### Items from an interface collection
__________________________________________________
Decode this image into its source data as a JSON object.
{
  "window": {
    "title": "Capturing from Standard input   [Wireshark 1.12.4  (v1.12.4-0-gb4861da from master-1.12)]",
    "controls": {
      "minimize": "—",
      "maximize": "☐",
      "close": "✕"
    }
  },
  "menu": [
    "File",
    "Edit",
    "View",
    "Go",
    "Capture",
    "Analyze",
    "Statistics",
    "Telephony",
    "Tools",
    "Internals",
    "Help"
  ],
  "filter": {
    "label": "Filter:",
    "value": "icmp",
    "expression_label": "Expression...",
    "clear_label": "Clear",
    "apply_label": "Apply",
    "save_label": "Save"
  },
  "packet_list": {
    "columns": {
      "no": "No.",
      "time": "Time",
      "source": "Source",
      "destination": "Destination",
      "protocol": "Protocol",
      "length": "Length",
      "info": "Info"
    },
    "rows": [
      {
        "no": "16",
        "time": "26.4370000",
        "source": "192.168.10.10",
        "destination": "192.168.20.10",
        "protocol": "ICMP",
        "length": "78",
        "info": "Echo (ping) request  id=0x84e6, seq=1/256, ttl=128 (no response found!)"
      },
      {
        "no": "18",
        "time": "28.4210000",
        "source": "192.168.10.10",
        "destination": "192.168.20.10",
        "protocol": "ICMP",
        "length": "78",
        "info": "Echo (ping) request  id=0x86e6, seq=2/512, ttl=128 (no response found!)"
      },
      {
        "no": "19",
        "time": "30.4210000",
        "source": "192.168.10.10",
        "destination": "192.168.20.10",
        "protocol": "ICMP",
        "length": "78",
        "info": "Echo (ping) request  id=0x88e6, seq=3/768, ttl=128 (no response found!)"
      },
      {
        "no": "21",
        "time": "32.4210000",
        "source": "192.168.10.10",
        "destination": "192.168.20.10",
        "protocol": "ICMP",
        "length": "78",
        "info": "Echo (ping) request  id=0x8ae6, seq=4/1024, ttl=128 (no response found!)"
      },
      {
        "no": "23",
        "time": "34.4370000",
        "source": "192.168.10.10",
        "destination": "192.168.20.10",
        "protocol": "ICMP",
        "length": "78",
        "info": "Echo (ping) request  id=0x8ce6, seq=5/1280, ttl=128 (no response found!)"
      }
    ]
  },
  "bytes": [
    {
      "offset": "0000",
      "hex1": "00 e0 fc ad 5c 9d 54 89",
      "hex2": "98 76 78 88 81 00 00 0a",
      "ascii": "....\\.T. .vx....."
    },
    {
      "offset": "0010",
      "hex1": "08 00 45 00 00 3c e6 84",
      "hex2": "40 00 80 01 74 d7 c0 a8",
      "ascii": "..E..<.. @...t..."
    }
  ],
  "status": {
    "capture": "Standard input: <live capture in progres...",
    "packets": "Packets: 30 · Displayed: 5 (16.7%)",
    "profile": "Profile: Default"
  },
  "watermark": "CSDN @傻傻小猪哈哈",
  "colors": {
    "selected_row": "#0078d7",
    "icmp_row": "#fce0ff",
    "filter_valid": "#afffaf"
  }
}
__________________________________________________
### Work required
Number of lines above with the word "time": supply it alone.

### Result of the exercise
6